→ Exercise details
Tally the lines below that contain the word "fill", and give only that number.

[Component data from apps and pages]
----

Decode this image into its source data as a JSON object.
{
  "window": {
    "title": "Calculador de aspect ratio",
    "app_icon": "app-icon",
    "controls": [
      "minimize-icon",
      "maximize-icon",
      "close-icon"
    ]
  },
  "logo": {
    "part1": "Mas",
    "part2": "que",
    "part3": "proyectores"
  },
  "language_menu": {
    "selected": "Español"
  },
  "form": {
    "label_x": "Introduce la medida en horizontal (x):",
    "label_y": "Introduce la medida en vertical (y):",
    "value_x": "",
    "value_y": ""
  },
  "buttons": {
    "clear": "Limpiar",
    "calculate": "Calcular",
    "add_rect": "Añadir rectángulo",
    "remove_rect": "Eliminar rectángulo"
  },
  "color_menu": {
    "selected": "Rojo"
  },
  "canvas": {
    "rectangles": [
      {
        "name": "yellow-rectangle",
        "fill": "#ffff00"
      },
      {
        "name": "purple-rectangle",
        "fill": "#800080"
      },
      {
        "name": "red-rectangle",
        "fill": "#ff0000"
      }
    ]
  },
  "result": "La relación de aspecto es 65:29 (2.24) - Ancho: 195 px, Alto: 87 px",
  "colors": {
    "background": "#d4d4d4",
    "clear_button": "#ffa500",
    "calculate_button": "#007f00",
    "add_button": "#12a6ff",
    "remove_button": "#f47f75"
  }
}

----

→ Your response
3